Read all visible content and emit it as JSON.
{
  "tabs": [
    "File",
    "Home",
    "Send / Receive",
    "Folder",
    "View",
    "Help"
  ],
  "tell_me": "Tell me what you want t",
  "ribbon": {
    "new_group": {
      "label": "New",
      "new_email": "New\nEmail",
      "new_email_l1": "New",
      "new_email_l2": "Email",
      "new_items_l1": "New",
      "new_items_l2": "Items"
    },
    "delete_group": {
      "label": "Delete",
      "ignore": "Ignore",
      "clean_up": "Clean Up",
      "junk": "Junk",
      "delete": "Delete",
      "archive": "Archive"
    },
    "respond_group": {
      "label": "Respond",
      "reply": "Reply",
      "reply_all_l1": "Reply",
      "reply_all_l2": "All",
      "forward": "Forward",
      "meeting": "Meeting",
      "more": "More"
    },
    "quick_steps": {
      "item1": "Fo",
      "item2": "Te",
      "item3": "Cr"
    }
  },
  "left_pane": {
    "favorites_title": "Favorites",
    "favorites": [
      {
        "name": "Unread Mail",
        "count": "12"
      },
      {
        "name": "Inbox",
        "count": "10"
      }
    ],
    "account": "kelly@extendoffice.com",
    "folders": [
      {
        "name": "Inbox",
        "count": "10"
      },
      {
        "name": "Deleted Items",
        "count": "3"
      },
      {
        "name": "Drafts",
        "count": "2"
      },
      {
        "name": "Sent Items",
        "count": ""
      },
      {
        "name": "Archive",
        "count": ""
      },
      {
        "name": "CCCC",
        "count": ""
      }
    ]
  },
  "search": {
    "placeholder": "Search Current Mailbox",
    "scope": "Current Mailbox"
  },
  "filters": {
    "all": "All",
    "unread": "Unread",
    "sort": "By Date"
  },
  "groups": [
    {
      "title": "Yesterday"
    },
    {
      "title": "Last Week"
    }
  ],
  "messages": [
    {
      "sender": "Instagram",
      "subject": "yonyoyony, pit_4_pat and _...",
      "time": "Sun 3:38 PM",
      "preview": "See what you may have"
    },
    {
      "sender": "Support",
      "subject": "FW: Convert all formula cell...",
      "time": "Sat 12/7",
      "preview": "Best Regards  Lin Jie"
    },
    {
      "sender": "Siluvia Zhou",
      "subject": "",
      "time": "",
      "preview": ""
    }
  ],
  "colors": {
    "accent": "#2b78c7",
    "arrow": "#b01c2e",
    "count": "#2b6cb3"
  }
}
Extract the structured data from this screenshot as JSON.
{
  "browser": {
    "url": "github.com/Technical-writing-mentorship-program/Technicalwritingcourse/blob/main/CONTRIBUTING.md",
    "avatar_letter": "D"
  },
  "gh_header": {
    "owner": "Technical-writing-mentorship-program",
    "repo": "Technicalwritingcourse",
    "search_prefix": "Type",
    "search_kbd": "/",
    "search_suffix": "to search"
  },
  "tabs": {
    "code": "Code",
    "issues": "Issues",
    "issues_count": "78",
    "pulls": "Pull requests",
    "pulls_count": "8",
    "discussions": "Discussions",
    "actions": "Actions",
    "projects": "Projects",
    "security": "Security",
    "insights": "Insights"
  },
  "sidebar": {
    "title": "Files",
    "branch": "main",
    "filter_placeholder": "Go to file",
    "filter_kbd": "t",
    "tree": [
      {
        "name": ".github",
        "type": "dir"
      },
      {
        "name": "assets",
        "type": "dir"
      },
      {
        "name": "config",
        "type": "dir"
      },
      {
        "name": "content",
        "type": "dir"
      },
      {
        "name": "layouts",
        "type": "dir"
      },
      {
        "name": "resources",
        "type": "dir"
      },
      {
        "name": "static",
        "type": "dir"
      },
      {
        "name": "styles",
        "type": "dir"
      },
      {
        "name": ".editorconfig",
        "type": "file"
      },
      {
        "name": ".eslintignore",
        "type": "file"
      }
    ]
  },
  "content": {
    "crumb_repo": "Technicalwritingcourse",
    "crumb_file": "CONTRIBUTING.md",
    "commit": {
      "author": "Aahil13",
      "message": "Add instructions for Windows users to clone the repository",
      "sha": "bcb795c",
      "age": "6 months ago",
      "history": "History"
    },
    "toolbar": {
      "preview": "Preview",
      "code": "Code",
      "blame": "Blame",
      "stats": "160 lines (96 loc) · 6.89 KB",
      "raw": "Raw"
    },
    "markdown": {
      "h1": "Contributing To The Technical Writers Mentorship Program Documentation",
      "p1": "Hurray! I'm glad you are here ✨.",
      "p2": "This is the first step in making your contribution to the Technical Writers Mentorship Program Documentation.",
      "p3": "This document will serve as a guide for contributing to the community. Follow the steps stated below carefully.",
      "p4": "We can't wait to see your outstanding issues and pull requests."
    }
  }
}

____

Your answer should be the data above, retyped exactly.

▶ Task solution:
Read all visible content and emit it as JSON.
{
  "tabs": [
    "File",
    "Home",
    "Send / Receive",
    "Folder",
    "View",
    "Help"
  ],
  "tell_me": "Tell me what you want t",
  "ribbon": {
    "new_group": {
      "label": "New",
      "new_email": "New\nEmail",
      "new_email_l1": "New",
      "new_email_l2": "Email",
      "new_items_l1": "New",
      "new_items_l2": "Items"
    },
    "delete_group": {
      "label": "Delete",
      "ignore": "Ignore",
      "clean_up": "Clean Up",
      "junk": "Junk",
      "delete": "Delete",
      "archive": "Archive"
    },
    "respond_group": {
      "label": "Respond",
      "reply": "Reply",
      "reply_all_l1": "Reply",
      "reply_all_l2": "All",
      "forward": "Forward",
      "meeting": "Meeting",
      "more": "More"
    },
    "quick_steps": {
      "item1": "Fo",
      "item2": "Te",
      "item3": "Cr"
    }
  },
  "left_pane": {
    "favorites_title": "Favorites",
    "favorites": [
      {
        "name": "Unread Mail",
        "count": "12"
      },
      {
        "name": "Inbox",
        "count": "10"
      }
    ],
    "account": "kelly@extendoffice.com",
    "folders": [
      {
        "name": "Inbox",
        "count": "10"
      },
      {
        "name": "Deleted Items",
        "count": "3"
      },
      {
        "name": "Drafts",
        "count": "2"
      },
      {
        "name": "Sent Items",
        "count": ""
      },
      {
        "name": "Archive",
        "count": ""
      },
      {
        "name": "CCCC",
        "count": ""
      }
    ]
  },
  "search": {
    "placeholder": "Search Current Mailbox",
    "scope": "Current Mailbox"
  },
  "filters": {
    "all": "All",
    "unread": "Unread",
    "sort": "By Date"
  },
  "groups": [
    {
      "title": "Yesterday"
    },
    {
      "title": "Last Week"
    }
  ],
  "messages": [
    {
      "sender": "Instagram",
      "subject": "yonyoyony, pit_4_pat and _...",
      "time": "Sun 3:38 PM",
      "preview": "See what you may have"
    },
    {
      "sender": "Support",
      "subject": "FW: Convert all formula cell...",
      "time": "Sat 12/7",
      "preview": "Best Regards  Lin Jie"
    },
    {
      "sender": "Siluvia Zhou",
      "subject": "",
      "time": "",
      "preview": ""
    }
  ],
  "colors": {
    "accent": "#2b78c7",
    "arrow": "#b01c2e",
    "count": "#2b6cb3"
  }
}
Extract the structured data from this screenshot as JSON.
{
  "browser": {
    "url": "github.com/Technical-writing-mentorship-program/Technicalwritingcourse/blob/main/CONTRIBUTING.md",
    "avatar_letter": "D"
  },
  "gh_header": {
    "owner": "Technical-writing-mentorship-program",
    "repo": "Technicalwritingcourse",
    "search_prefix": "Type",
    "search_kbd": "/",
    "search_suffix": "to search"
  },
  "tabs": {
    "code": "Code",
    "issues": "Issues",
    "issues_count": "78",
    "pulls": "Pull requests",
    "pulls_count": "8",
    "discussions": "Discussions",
    "actions": "Actions",
    "projects": "Projects",
    "security": "Security",
    "insights": "Insights"
  },
  "sidebar": {
    "title": "Files",
    "branch": "main",
    "filter_placeholder": "Go to file",
    "filter_kbd": "t",
    "tree": [
      {
        "name": ".github",
        "type": "dir"
      },
      {
        "name": "assets",
        "type": "dir"
      },
      {
        "name": "config",
        "type": "dir"
      },
      {
        "name": "content",
        "type": "dir"
      },
      {
        "name": "layouts",
        "type": "dir"
      },
      {
        "name": "resources",
        "type": "dir"
      },
      {
        "name": "static",
        "type": "dir"
      },
      {
        "name": "styles",
        "type": "dir"
      },
      {
        "name": ".editorconfig",
        "type": "file"
      },
      {
        "name": ".eslintignore",
        "type": "file"
      }
    ]
  },
  "content": {
    "crumb_repo": "Technicalwritingcourse",
    "crumb_file": "CONTRIBUTING.md",
    "commit": {
      "author": "Aahil13",
      "message": "Add instructions for Windows users to clone the repository",
      "sha": "bcb795c",
      "age": "6 months ago",
      "history": "History"
    },
    "toolbar": {
      "preview": "Preview",
      "code": "Code",
      "blame": "Blame",
      "stats": "160 lines (96 loc) · 6.89 KB",
      "raw": "Raw"
    },
    "markdown": {
      "h1": "Contributing To The Technical Writers Mentorship Program Documentation",
      "p1": "Hurray! I'm glad you are here ✨.",
      "p2": "This is the first step in making your contribution to the Technical Writers Mentorship Program Documentation.",
      "p3": "This document will serve as a guide for contributing to the community. Follow the steps stated below carefully.",
      "p4": "We can't wait to see your outstanding issues and pull requests."
    }
  }
}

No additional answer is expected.